  • September 12:
    Rob: “An early start to the day today. We were at the Remax Centre by 7:30 a.m. to blow into a breathalyzer. We all blew 0.0 and passed with flying colours. Both H1 and H2 had to do odometer calibration tests to ensure the newly installed odos were accurate — basically involves just following really simple rally instructions over a distance of almost 40km to calculate a “correction factor.” H1 nearly crashed — best for the navigator not to wait until the last minute to give instructions to the driver and good idea for the driver to always check blind spots!
    “After a drivers’ safety meeting, all the Targa cars (55 this year) rolled out of St. John’s via a ceremonial start on the waterfront and headed to Flatrock. Beautiful small community set up among cliffs overlooking the ocean. Even in the rain this place was far too beautiful for words. We did a closed road (practice) competition stage on some crazy roads next to the ocean. Then we headed to a local public school for a chili lunch. After a quick meet and greet at a lovely community centre in Flatrock overlooking the pounding surf of the ocean, all the cars headed back to St. John’s for some fast laps on closed roads around Confederation Park.  Despite the nasty weather, there were still quite a few spectators out cheering us on.”
  • September 10:
    The race begins tomorrow! So far, the lawyers have raised $18,409.17, eclipsing their pre-race goal of $15,000. (The bankers have some catching up to do; they stand at $10,038.)
  • September 5:
    Rob: “Great day at the track! One day we’ll have to get Duncan in a Miata… Details and video to follow. (Un)fortunately the video of me spinning out H1 three times on one lap in the rain was corrupt. Both H1 and H2 are now on their way to St. John’s.”

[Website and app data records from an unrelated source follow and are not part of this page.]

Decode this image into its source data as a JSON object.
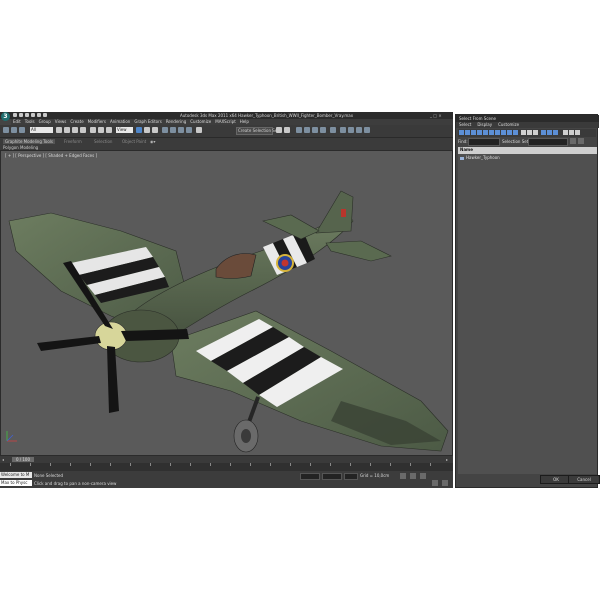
{
  "window": {
    "title": "Autodesk 3ds Max 2011 x64    Hawker_Typhoon_British_WWII_Fighter_Bomber_Vray.max",
    "logo_letter": "3",
    "menu": [
      "Edit",
      "Tools",
      "Group",
      "Views",
      "Create",
      "Modifiers",
      "Animation",
      "Graph Editors",
      "Rendering",
      "Customize",
      "MAXScript",
      "Help"
    ]
  },
  "toolbar": {
    "selection_filter": "All",
    "reference_coord": "View",
    "named_selection": "Create Selection Se"
  },
  "ribbon": {
    "tabs": [
      "Graphite Modeling Tools",
      "Freeform",
      "Selection",
      "Object Paint"
    ],
    "panel_label": "Polygon Modeling"
  },
  "viewport": {
    "label": "[ + ] [ Perspective ] [ Shaded + Edged Faces ]"
  },
  "timeline": {
    "frame": "0 / 100"
  },
  "status": {
    "welcome": "Welcome to M",
    "maxscript": "Max to Physc",
    "selected": "None Selected",
    "prompt": "Click and drag to pan a non-camera view",
    "grid": "Grid = 10,0cm"
  },
  "dialog": {
    "title": "Select From Scene",
    "menu": [
      "Select",
      "Display",
      "Customize"
    ],
    "find_label": "Find:",
    "selection_set_label": "Selection Set:",
    "column_name": "Name",
    "objects": [
      "Hawker_Typhoon"
    ],
    "ok_label": "OK",
    "cancel_label": "Cancel"
  }
}
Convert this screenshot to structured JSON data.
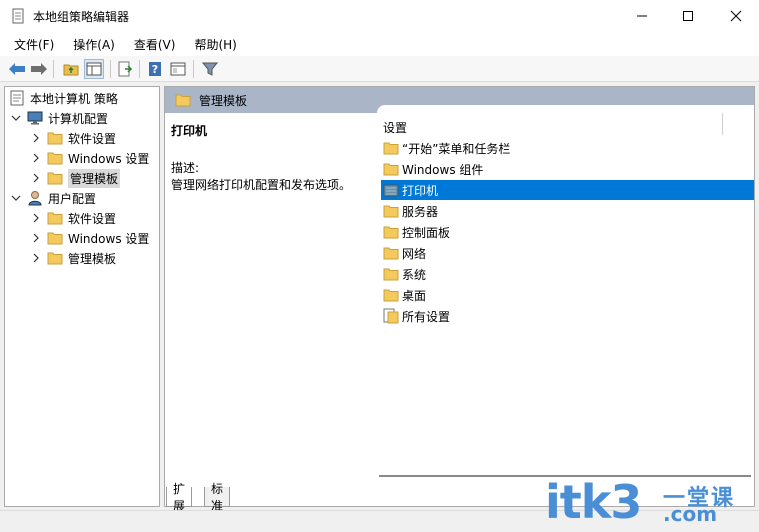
{
  "window": {
    "title": "本地组策略编辑器",
    "controls": {
      "minimize": "minimize-icon",
      "maximize": "maximize-icon",
      "close": "close-icon"
    }
  },
  "menu": [
    {
      "label": "文件(F)"
    },
    {
      "label": "操作(A)"
    },
    {
      "label": "查看(V)"
    },
    {
      "label": "帮助(H)"
    }
  ],
  "toolbar": {
    "icons": [
      "back-arrow-icon",
      "forward-arrow-icon",
      "up-folder-icon",
      "show-hide-tree-icon",
      "export-list-icon",
      "help-icon",
      "extended-view-icon",
      "filter-icon"
    ]
  },
  "tree": {
    "root": "本地计算机 策略",
    "computer_config": "计算机配置",
    "computer_children": [
      "软件设置",
      "Windows 设置",
      "管理模板"
    ],
    "user_config": "用户配置",
    "user_children": [
      "软件设置",
      "Windows 设置",
      "管理模板"
    ]
  },
  "right": {
    "header": "管理模板",
    "desc_title": "打印机",
    "desc_label": "描述:",
    "desc_text": "管理网络打印机配置和发布选项。",
    "list_header": "设置",
    "items": [
      {
        "label": "“开始”菜单和任务栏",
        "icon": "folder-icon"
      },
      {
        "label": "Windows 组件",
        "icon": "folder-icon"
      },
      {
        "label": "打印机",
        "icon": "printer-folder-icon",
        "selected": true
      },
      {
        "label": "服务器",
        "icon": "folder-icon"
      },
      {
        "label": "控制面板",
        "icon": "folder-icon"
      },
      {
        "label": "网络",
        "icon": "folder-icon"
      },
      {
        "label": "系统",
        "icon": "folder-icon"
      },
      {
        "label": "桌面",
        "icon": "folder-icon"
      },
      {
        "label": "所有设置",
        "icon": "all-settings-icon"
      }
    ]
  },
  "tabs": [
    {
      "label": "扩展",
      "active": true
    },
    {
      "label": "标准",
      "active": false
    }
  ],
  "watermark": {
    "brand": "itk3",
    "cn": "一堂课",
    "domain": ".com"
  },
  "colors": {
    "selection": "#0078d7",
    "header_bar": "#aab6c7",
    "folder": "#f4c95d",
    "watermark": "#4a8fd6"
  }
}
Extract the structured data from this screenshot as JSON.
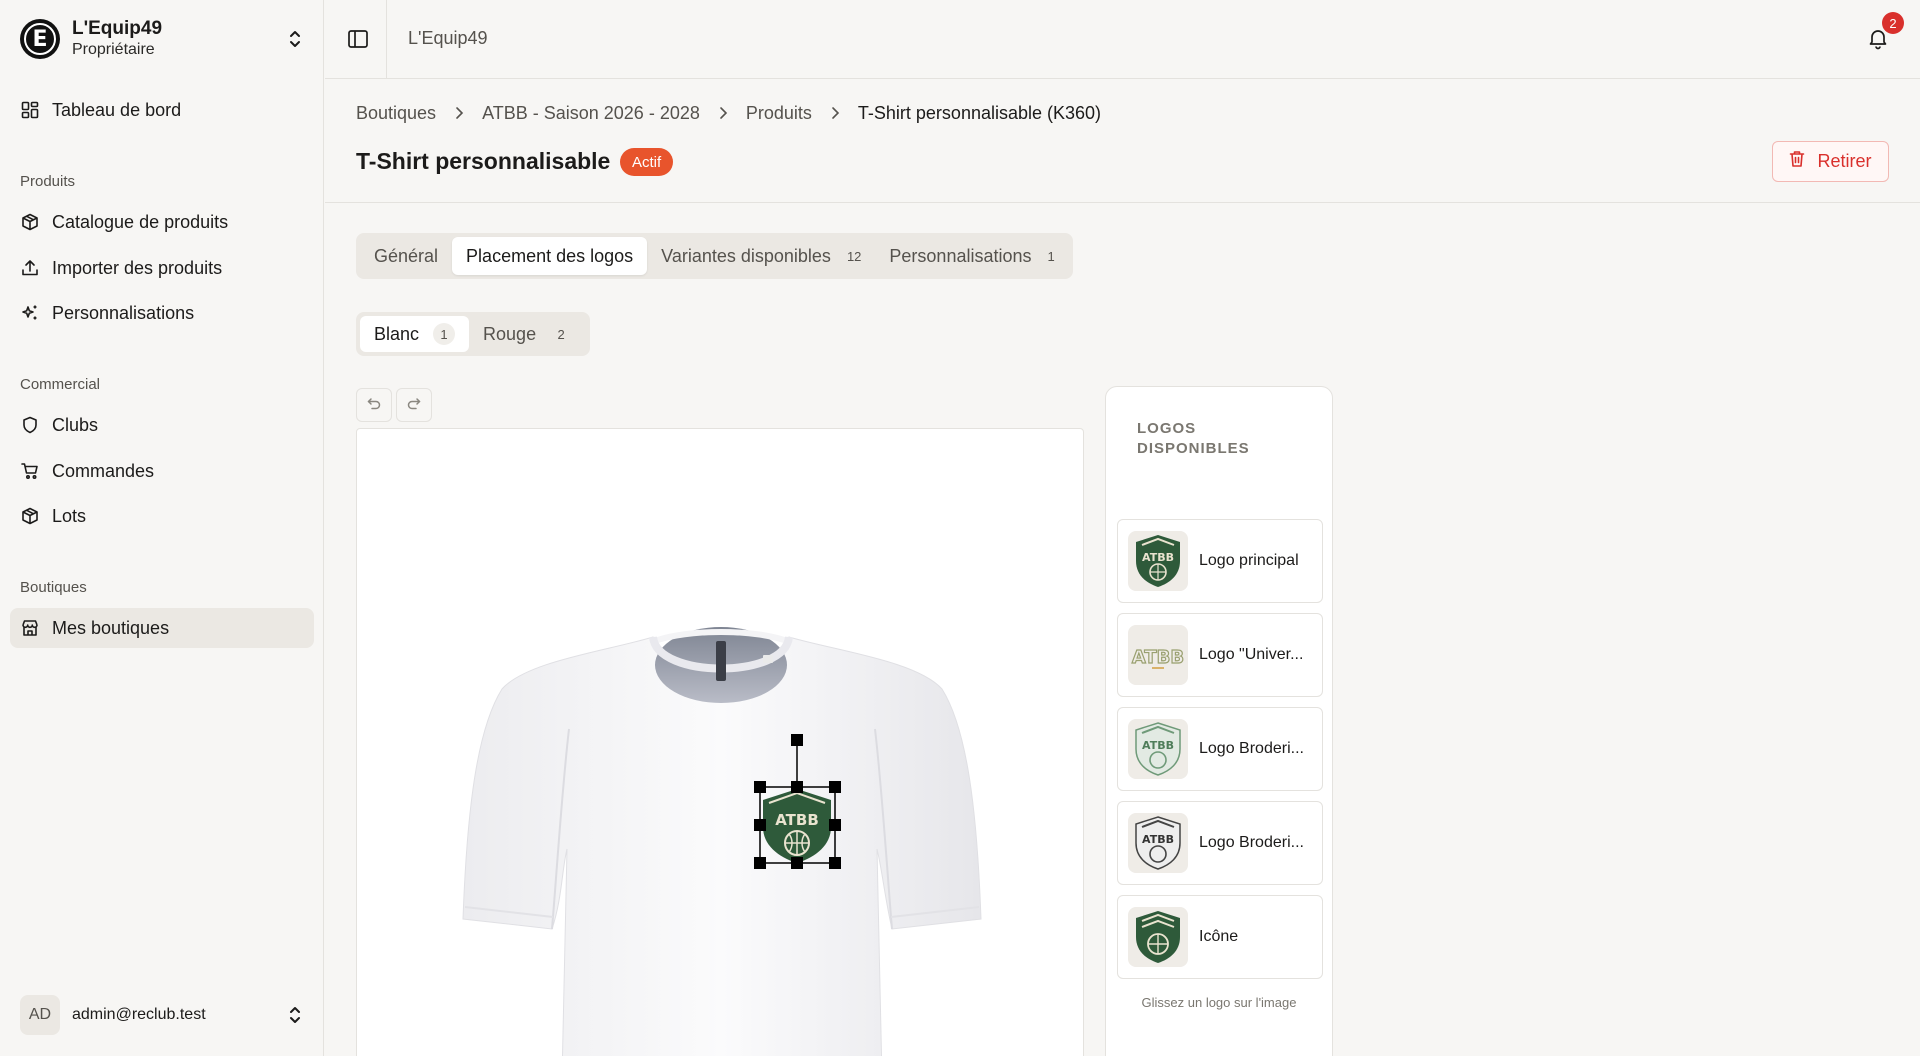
{
  "org": {
    "name": "L'Equip49",
    "role": "Propriétaire",
    "logo_letter": "E"
  },
  "nav": {
    "dashboard": "Tableau de bord",
    "section_products": "Produits",
    "catalogue": "Catalogue de produits",
    "import": "Importer des produits",
    "personalizations": "Personnalisations",
    "section_commercial": "Commercial",
    "clubs": "Clubs",
    "orders": "Commandes",
    "lots": "Lots",
    "section_shops": "Boutiques",
    "my_shops": "Mes boutiques"
  },
  "user": {
    "initials": "AD",
    "email": "admin@reclub.test"
  },
  "topbar": {
    "title": "L'Equip49",
    "notification_count": "2"
  },
  "breadcrumb": [
    "Boutiques",
    "ATBB - Saison 2026 - 2028",
    "Produits",
    "T-Shirt personnalisable (K360)"
  ],
  "page": {
    "title": "T-Shirt personnalisable",
    "status": "Actif",
    "remove_label": "Retirer"
  },
  "tabs": [
    {
      "label": "Général",
      "count": ""
    },
    {
      "label": "Placement des logos",
      "count": ""
    },
    {
      "label": "Variantes disponibles",
      "count": "12"
    },
    {
      "label": "Personnalisations",
      "count": "1"
    }
  ],
  "variants": [
    {
      "label": "Blanc",
      "count": "1"
    },
    {
      "label": "Rouge",
      "count": "2"
    }
  ],
  "logos_panel": {
    "title": "LOGOS DISPONIBLES",
    "items": [
      {
        "name": "Logo principal"
      },
      {
        "name": "Logo \"Univer..."
      },
      {
        "name": "Logo Broderi..."
      },
      {
        "name": "Logo Broderi..."
      },
      {
        "name": "Icône"
      }
    ],
    "hint": "Glissez un logo sur l'image"
  },
  "placed_logo": {
    "text": "ATBB"
  },
  "colors": {
    "accent": "#e8542c",
    "danger": "#d9302c",
    "logo_green": "#2e5a3a"
  }
}
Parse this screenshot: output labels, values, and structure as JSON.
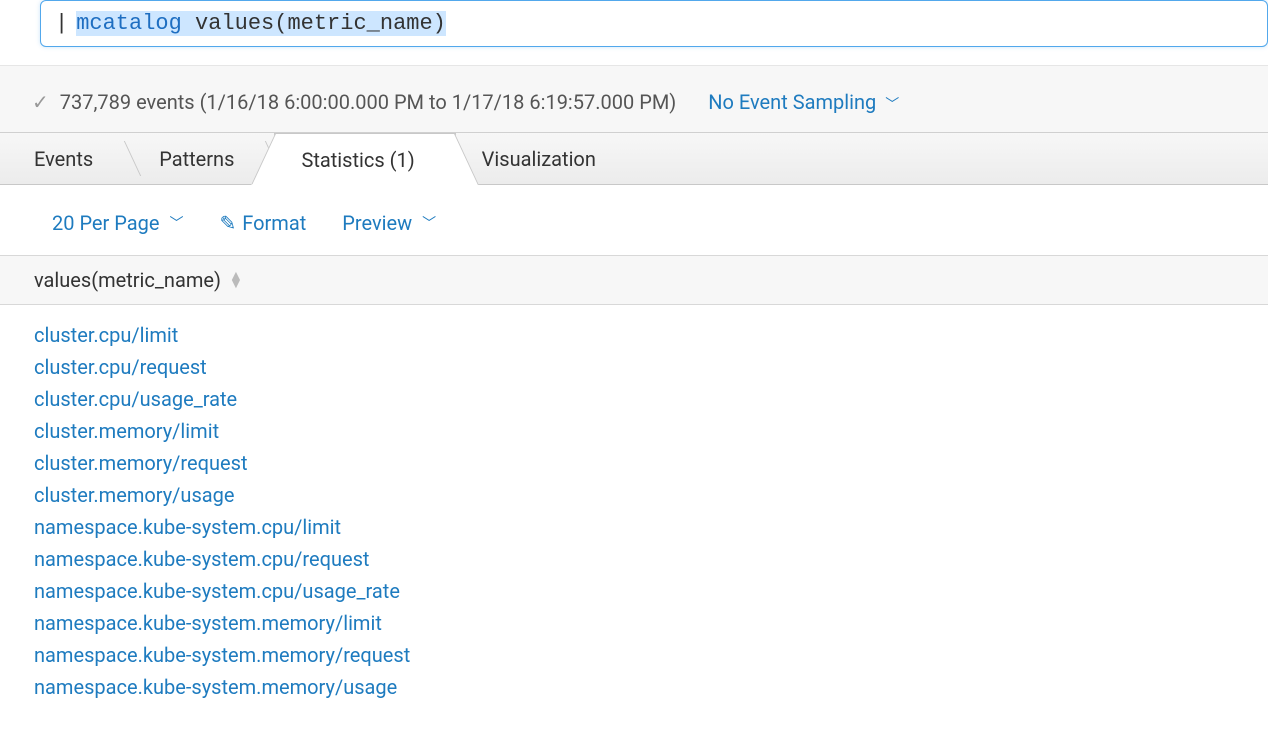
{
  "search": {
    "pipe": "|",
    "command": "mcatalog",
    "args": "values(metric_name)"
  },
  "status": {
    "events_text": "737,789 events (1/16/18 6:00:00.000 PM to 1/17/18 6:19:57.000 PM)",
    "sampling_label": "No Event Sampling"
  },
  "tabs": {
    "events": "Events",
    "patterns": "Patterns",
    "statistics": "Statistics (1)",
    "visualization": "Visualization"
  },
  "toolbar": {
    "per_page": "20 Per Page",
    "format": "Format",
    "preview": "Preview"
  },
  "table": {
    "column_header": "values(metric_name)",
    "rows": [
      "cluster.cpu/limit",
      "cluster.cpu/request",
      "cluster.cpu/usage_rate",
      "cluster.memory/limit",
      "cluster.memory/request",
      "cluster.memory/usage",
      "namespace.kube-system.cpu/limit",
      "namespace.kube-system.cpu/request",
      "namespace.kube-system.cpu/usage_rate",
      "namespace.kube-system.memory/limit",
      "namespace.kube-system.memory/request",
      "namespace.kube-system.memory/usage"
    ]
  }
}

Hammerhead I, one of two cars entered in Targa by Hammerhead Motorsports (the banker team drives Hammerhead II). Check out their Facebook group, and make a donation.

Hammerhead MotorsportsCAR:
A 1999 Mazda MX-5 Miata

Dean Novak, assistant general counsel at Siemens Canada in Burlington
Rob Hansen, partner in McCarthy’s Business Law Group



All photos courtesy of Hammerhead Motorsports